*What the exercise asks:* Your response should be the listing below, repeated exactly and in full.

[Available data]

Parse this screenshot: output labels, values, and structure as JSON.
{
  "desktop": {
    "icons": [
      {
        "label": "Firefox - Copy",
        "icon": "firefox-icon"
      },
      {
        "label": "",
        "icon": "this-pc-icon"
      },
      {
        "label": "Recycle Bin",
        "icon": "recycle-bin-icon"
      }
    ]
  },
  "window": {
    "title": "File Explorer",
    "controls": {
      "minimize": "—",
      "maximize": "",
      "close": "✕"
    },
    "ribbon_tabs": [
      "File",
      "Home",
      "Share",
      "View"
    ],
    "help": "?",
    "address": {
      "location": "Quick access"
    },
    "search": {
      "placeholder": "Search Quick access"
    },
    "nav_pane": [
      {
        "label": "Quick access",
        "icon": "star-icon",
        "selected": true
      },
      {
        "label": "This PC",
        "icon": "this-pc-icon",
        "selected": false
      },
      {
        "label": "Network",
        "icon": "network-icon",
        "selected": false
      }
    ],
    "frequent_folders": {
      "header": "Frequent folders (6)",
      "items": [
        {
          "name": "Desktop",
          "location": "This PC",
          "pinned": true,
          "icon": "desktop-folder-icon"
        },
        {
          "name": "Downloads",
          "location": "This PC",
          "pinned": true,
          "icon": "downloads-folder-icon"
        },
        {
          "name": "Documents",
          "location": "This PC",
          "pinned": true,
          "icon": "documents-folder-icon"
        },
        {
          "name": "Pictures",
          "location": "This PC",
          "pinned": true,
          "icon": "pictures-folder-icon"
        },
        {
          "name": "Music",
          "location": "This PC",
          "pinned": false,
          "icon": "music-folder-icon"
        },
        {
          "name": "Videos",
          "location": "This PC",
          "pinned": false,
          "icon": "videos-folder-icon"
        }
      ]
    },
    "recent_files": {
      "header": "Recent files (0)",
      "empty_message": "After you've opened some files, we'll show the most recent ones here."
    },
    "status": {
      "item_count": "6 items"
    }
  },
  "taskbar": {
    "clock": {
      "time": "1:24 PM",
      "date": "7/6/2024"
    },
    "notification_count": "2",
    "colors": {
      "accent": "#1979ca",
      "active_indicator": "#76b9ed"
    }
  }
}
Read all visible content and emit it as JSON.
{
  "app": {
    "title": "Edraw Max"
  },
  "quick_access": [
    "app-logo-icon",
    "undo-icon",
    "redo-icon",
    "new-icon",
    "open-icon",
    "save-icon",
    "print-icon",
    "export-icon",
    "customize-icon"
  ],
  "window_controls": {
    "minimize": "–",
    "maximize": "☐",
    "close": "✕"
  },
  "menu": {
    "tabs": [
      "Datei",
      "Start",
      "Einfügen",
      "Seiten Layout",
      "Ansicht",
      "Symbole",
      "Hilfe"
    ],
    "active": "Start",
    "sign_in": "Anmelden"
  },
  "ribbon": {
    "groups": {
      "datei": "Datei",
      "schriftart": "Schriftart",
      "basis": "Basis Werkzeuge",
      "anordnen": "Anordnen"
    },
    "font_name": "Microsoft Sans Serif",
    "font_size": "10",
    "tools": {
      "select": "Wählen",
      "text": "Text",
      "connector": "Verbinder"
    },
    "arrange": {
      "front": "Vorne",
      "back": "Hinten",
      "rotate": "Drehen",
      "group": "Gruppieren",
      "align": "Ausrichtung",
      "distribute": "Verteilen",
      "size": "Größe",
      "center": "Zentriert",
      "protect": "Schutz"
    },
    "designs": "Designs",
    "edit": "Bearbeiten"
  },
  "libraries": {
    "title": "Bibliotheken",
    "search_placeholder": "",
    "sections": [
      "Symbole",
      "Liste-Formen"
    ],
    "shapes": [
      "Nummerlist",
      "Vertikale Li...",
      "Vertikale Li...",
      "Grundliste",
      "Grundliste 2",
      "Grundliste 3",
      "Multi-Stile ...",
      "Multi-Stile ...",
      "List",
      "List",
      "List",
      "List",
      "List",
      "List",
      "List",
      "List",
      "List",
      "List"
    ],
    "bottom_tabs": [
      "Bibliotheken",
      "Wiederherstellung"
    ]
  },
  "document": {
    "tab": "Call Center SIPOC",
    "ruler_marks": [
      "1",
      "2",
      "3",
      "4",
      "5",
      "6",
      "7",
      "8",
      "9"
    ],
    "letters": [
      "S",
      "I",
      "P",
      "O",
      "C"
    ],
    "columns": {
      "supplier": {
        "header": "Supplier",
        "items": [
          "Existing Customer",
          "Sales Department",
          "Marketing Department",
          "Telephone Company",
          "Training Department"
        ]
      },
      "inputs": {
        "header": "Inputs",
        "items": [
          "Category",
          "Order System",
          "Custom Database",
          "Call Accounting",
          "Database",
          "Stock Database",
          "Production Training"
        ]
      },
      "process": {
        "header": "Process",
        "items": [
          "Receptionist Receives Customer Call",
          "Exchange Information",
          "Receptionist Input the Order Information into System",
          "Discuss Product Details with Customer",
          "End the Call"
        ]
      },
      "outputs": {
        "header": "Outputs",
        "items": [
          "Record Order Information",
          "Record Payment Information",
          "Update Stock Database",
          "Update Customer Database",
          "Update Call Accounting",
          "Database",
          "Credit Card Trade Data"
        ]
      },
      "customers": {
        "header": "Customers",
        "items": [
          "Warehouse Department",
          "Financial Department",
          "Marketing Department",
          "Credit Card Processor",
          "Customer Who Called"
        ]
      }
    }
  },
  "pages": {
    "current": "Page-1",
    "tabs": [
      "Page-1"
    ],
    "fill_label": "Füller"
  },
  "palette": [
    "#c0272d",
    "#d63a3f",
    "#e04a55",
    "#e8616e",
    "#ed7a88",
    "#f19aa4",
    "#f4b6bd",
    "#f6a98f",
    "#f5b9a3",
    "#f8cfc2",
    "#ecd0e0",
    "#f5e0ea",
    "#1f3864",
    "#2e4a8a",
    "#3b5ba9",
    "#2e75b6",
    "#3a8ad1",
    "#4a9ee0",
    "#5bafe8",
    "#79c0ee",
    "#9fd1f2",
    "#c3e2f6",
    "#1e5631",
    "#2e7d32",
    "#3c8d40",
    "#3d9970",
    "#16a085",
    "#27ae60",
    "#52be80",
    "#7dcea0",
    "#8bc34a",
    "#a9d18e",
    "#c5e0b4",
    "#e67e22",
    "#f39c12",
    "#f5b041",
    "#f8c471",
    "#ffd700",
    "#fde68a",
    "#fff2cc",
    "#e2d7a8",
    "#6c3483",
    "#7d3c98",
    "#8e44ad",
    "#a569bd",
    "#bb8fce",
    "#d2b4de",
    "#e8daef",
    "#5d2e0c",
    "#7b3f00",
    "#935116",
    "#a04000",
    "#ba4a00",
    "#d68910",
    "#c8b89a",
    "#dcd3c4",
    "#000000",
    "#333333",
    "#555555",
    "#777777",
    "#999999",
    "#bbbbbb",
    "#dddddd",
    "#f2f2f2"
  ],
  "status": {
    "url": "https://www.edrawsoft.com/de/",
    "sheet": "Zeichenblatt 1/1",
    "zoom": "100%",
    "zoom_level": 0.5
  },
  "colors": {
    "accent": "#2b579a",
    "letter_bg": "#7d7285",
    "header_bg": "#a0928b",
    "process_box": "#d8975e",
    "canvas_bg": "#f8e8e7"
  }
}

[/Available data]

*Solution to the exercise:*
Parse this screenshot: output labels, values, and structure as JSON.
{
  "desktop": {
    "icons": [
      {
        "label": "Firefox - Copy",
        "icon": "firefox-icon"
      },
      {
        "label": "",
        "icon": "this-pc-icon"
      },
      {
        "label": "Recycle Bin",
        "icon": "recycle-bin-icon"
      }
    ]
  },
  "window": {
    "title": "File Explorer",
    "controls": {
      "minimize": "—",
      "maximize": "",
      "close": "✕"
    },
    "ribbon_tabs": [
      "File",
      "Home",
      "Share",
      "View"
    ],
    "help": "?",
    "address": {
      "location": "Quick access"
    },
    "search": {
      "placeholder": "Search Quick access"
    },
    "nav_pane": [
      {
        "label": "Quick access",
        "icon": "star-icon",
        "selected": true
      },
      {
        "label": "This PC",
        "icon": "this-pc-icon",
        "selected": false
      },
      {
        "label": "Network",
        "icon": "network-icon",
        "selected": false
      }
    ],
    "frequent_folders": {
      "header": "Frequent folders (6)",
      "items": [
        {
          "name": "Desktop",
          "location": "This PC",
          "pinned": true,
          "icon": "desktop-folder-icon"
        },
        {
          "name": "Downloads",
          "location": "This PC",
          "pinned": true,
          "icon": "downloads-folder-icon"
        },
        {
          "name": "Documents",
          "location": "This PC",
          "pinned": true,
          "icon": "documents-folder-icon"
        },
        {
          "name": "Pictures",
          "location": "This PC",
          "pinned": true,
          "icon": "pictures-folder-icon"
        },
        {
          "name": "Music",
          "location": "This PC",
          "pinned": false,
          "icon": "music-folder-icon"
        },
        {
          "name": "Videos",
          "location": "This PC",
          "pinned": false,
          "icon": "videos-folder-icon"
        }
      ]
    },
    "recent_files": {
      "header": "Recent files (0)",
      "empty_message": "After you've opened some files, we'll show the most recent ones here."
    },
    "status": {
      "item_count": "6 items"
    }
  },
  "taskbar": {
    "clock": {
      "time": "1:24 PM",
      "date": "7/6/2024"
    },
    "notification_count": "2",
    "colors": {
      "accent": "#1979ca",
      "active_indicator": "#76b9ed"
    }
  }
}
Read all visible content and emit it as JSON.
{
  "app": {
    "title": "Edraw Max"
  },
  "quick_access": [
    "app-logo-icon",
    "undo-icon",
    "redo-icon",
    "new-icon",
    "open-icon",
    "save-icon",
    "print-icon",
    "export-icon",
    "customize-icon"
  ],
  "window_controls": {
    "minimize": "–",
    "maximize": "☐",
    "close": "✕"
  },
  "menu": {
    "tabs": [
      "Datei",
      "Start",
      "Einfügen",
      "Seiten Layout",
      "Ansicht",
      "Symbole",
      "Hilfe"
    ],
    "active": "Start",
    "sign_in": "Anmelden"
  },
  "ribbon": {
    "groups": {
      "datei": "Datei",
      "schriftart": "Schriftart",
      "basis": "Basis Werkzeuge",
      "anordnen": "Anordnen"
    },
    "font_name": "Microsoft Sans Serif",
    "font_size": "10",
    "tools": {
      "select": "Wählen",
      "text": "Text",
      "connector": "Verbinder"
    },
    "arrange": {
      "front": "Vorne",
      "back": "Hinten",
      "rotate": "Drehen",
      "group": "Gruppieren",
      "align": "Ausrichtung",
      "distribute": "Verteilen",
      "size": "Größe",
      "center": "Zentriert",
      "protect": "Schutz"
    },
    "designs": "Designs",
    "edit": "Bearbeiten"
  },
  "libraries": {
    "title": "Bibliotheken",
    "search_placeholder": "",
    "sections": [
      "Symbole",
      "Liste-Formen"
    ],
    "shapes": [
      "Nummerlist",
      "Vertikale Li...",
      "Vertikale Li...",
      "Grundliste",
      "Grundliste 2",
      "Grundliste 3",
      "Multi-Stile ...",
      "Multi-Stile ...",
      "List",
      "List",
      "List",
      "List",
      "List",
      "List",
      "List",
      "List",
      "List",
      "List"
    ],
    "bottom_tabs": [
      "Bibliotheken",
      "Wiederherstellung"
    ]
  },
  "document": {
    "tab": "Call Center SIPOC",
    "ruler_marks": [
      "1",
      "2",
      "3",
      "4",
      "5",
      "6",
      "7",
      "8",
      "9"
    ],
    "letters": [
      "S",
      "I",
      "P",
      "O",
      "C"
    ],
    "columns": {
      "supplier": {
        "header": "Supplier",
        "items": [
          "Existing Customer",
          "Sales Department",
          "Marketing Department",
          "Telephone Company",
          "Training Department"
        ]
      },
      "inputs": {
        "header": "Inputs",
        "items": [
          "Category",
          "Order System",
          "Custom Database",
          "Call Accounting",
          "Database",
          "Stock Database",
          "Production Training"
        ]
      },
      "process": {
        "header": "Process",
        "items": [
          "Receptionist Receives Customer Call",
          "Exchange Information",
          "Receptionist Input the Order Information into System",
          "Discuss Product Details with Customer",
          "End the Call"
        ]
      },
      "outputs": {
        "header": "Outputs",
        "items": [
          "Record Order Information",
          "Record Payment Information",
          "Update Stock Database",
          "Update Customer Database",
          "Update Call Accounting",
          "Database",
          "Credit Card Trade Data"
        ]
      },
      "customers": {
        "header": "Customers",
        "items": [
          "Warehouse Department",
          "Financial Department",
          "Marketing Department",
          "Credit Card Processor",
          "Customer Who Called"
        ]
      }
    }
  },
  "pages": {
    "current": "Page-1",
    "tabs": [
      "Page-1"
    ],
    "fill_label": "Füller"
  },
  "palette": [
    "#c0272d",
    "#d63a3f",
    "#e04a55",
    "#e8616e",
    "#ed7a88",
    "#f19aa4",
    "#f4b6bd",
    "#f6a98f",
    "#f5b9a3",
    "#f8cfc2",
    "#ecd0e0",
    "#f5e0ea",
    "#1f3864",
    "#2e4a8a",
    "#3b5ba9",
    "#2e75b6",
    "#3a8ad1",
    "#4a9ee0",
    "#5bafe8",
    "#79c0ee",
    "#9fd1f2",
    "#c3e2f6",
    "#1e5631",
    "#2e7d32",
    "#3c8d40",
    "#3d9970",
    "#16a085",
    "#27ae60",
    "#52be80",
    "#7dcea0",
    "#8bc34a",
    "#a9d18e",
    "#c5e0b4",
    "#e67e22",
    "#f39c12",
    "#f5b041",
    "#f8c471",
    "#ffd700",
    "#fde68a",
    "#fff2cc",
    "#e2d7a8",
    "#6c3483",
    "#7d3c98",
    "#8e44ad",
    "#a569bd",
    "#bb8fce",
    "#d2b4de",
    "#e8daef",
    "#5d2e0c",
    "#7b3f00",
    "#935116",
    "#a04000",
    "#ba4a00",
    "#d68910",
    "#c8b89a",
    "#dcd3c4",
    "#000000",
    "#333333",
    "#555555",
    "#777777",
    "#999999",
    "#bbbbbb",
    "#dddddd",
    "#f2f2f2"
  ],
  "status": {
    "url": "https://www.edrawsoft.com/de/",
    "sheet": "Zeichenblatt 1/1",
    "zoom": "100%",
    "zoom_level": 0.5
  },
  "colors": {
    "accent": "#2b579a",
    "letter_bg": "#7d7285",
    "header_bg": "#a0928b",
    "process_box": "#d8975e",
    "canvas_bg": "#f8e8e7"
  }
}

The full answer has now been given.